## WORK TO BE COMPLETED:
Searching the material below, find each line that includes the word "object", and copy it.

## EXCERPTED DATA:

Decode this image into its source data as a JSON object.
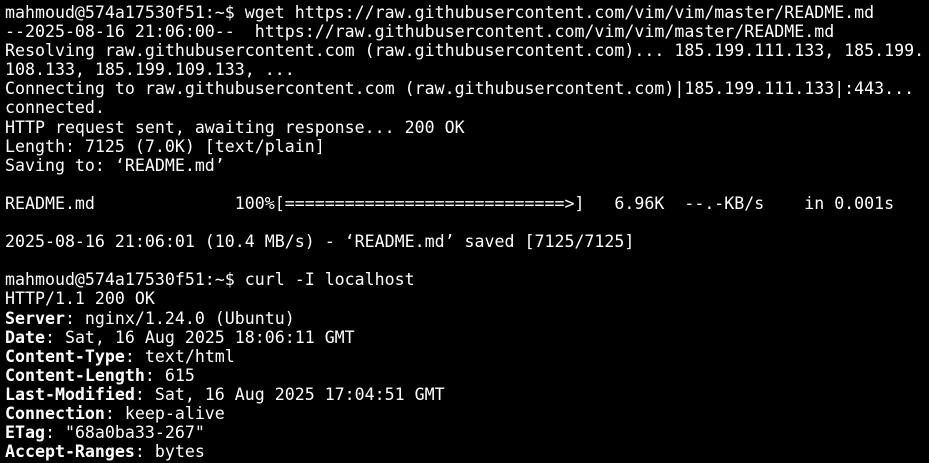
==
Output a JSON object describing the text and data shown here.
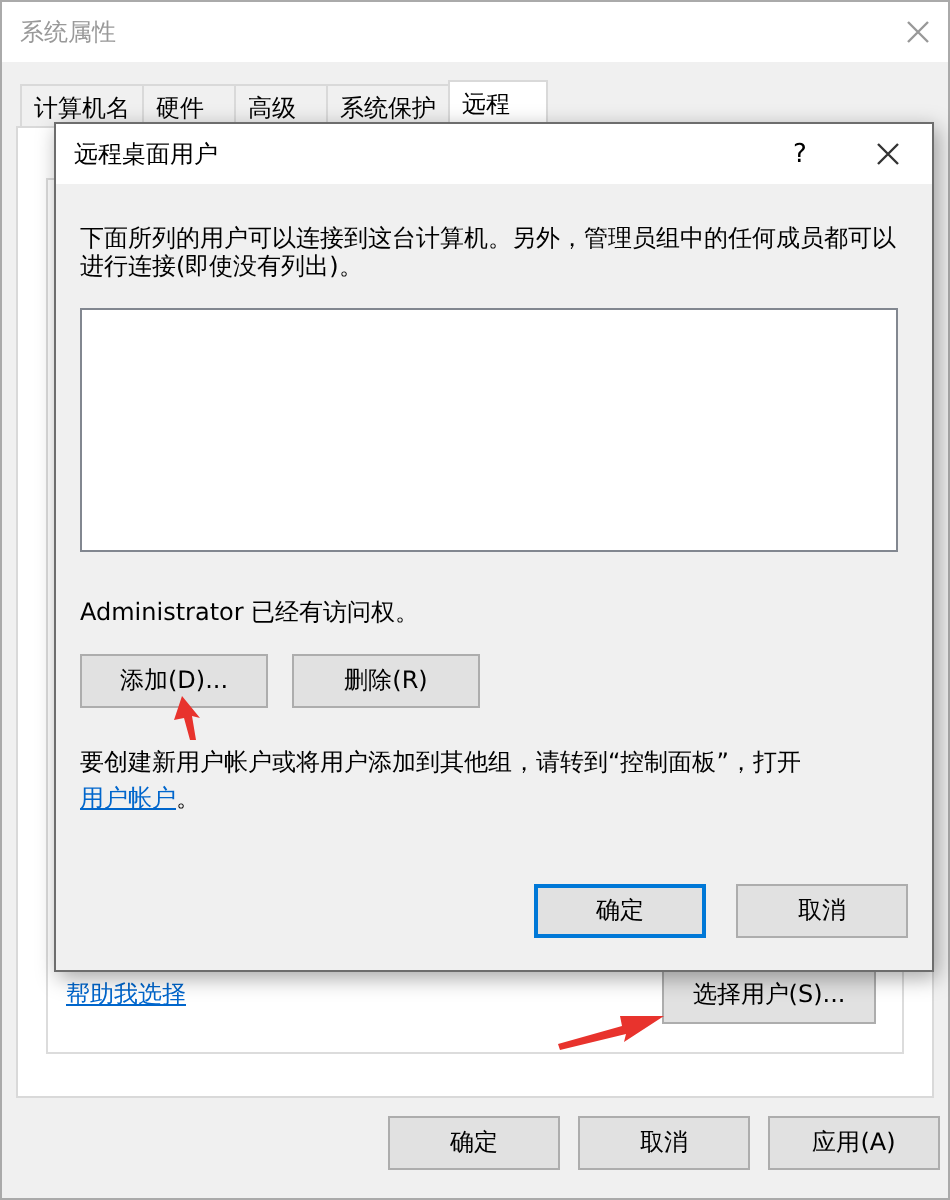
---
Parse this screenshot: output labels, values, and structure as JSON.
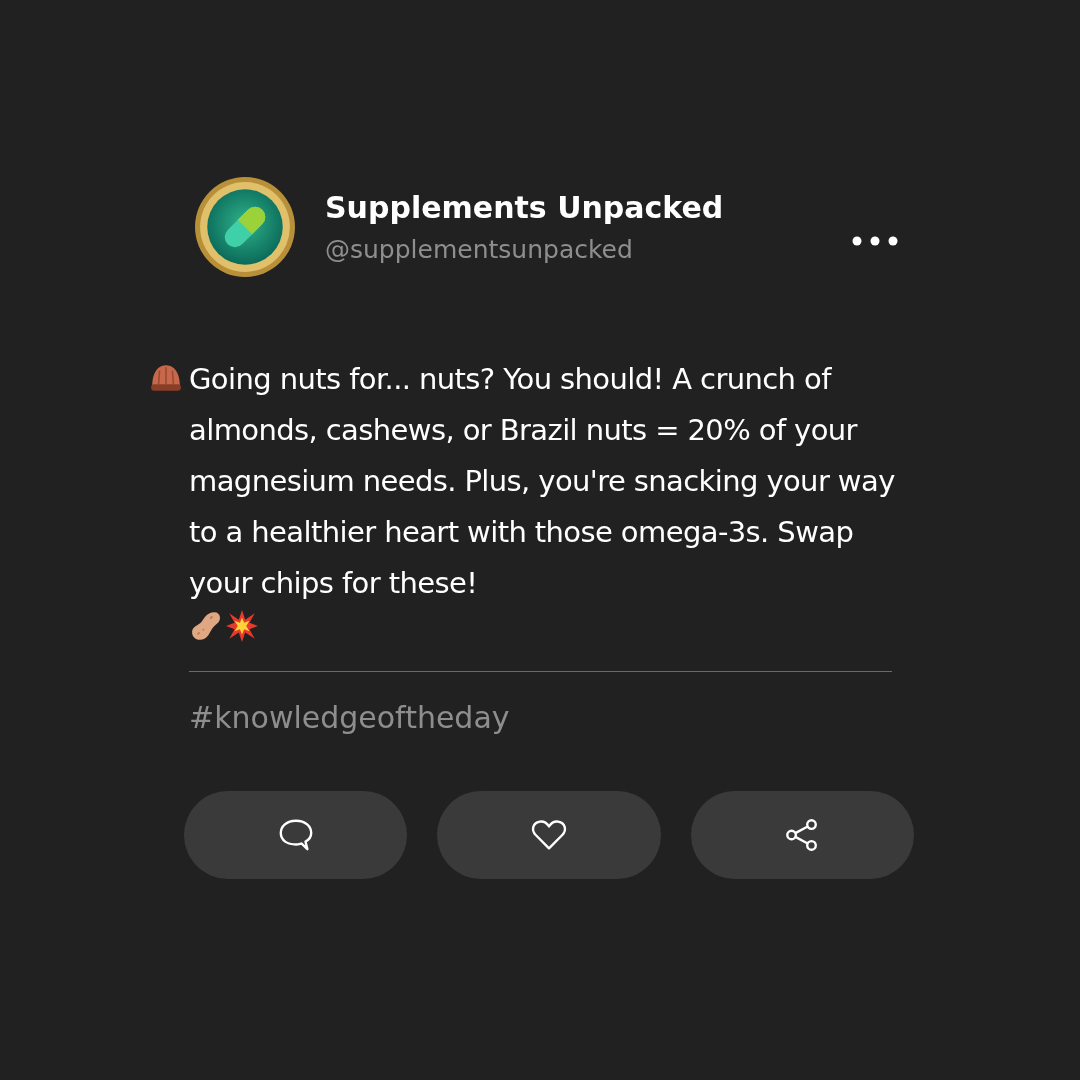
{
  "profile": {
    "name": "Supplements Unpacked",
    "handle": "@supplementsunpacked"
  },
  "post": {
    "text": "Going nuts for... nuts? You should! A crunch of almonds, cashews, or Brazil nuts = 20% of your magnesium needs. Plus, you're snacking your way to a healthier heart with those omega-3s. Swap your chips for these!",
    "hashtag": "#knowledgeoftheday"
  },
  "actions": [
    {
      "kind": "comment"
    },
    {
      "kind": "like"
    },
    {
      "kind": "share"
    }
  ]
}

## SOLUTION BELOW:
Decode this image into its source data as a JSON object.
Output a JSON object describing the text and data shown here.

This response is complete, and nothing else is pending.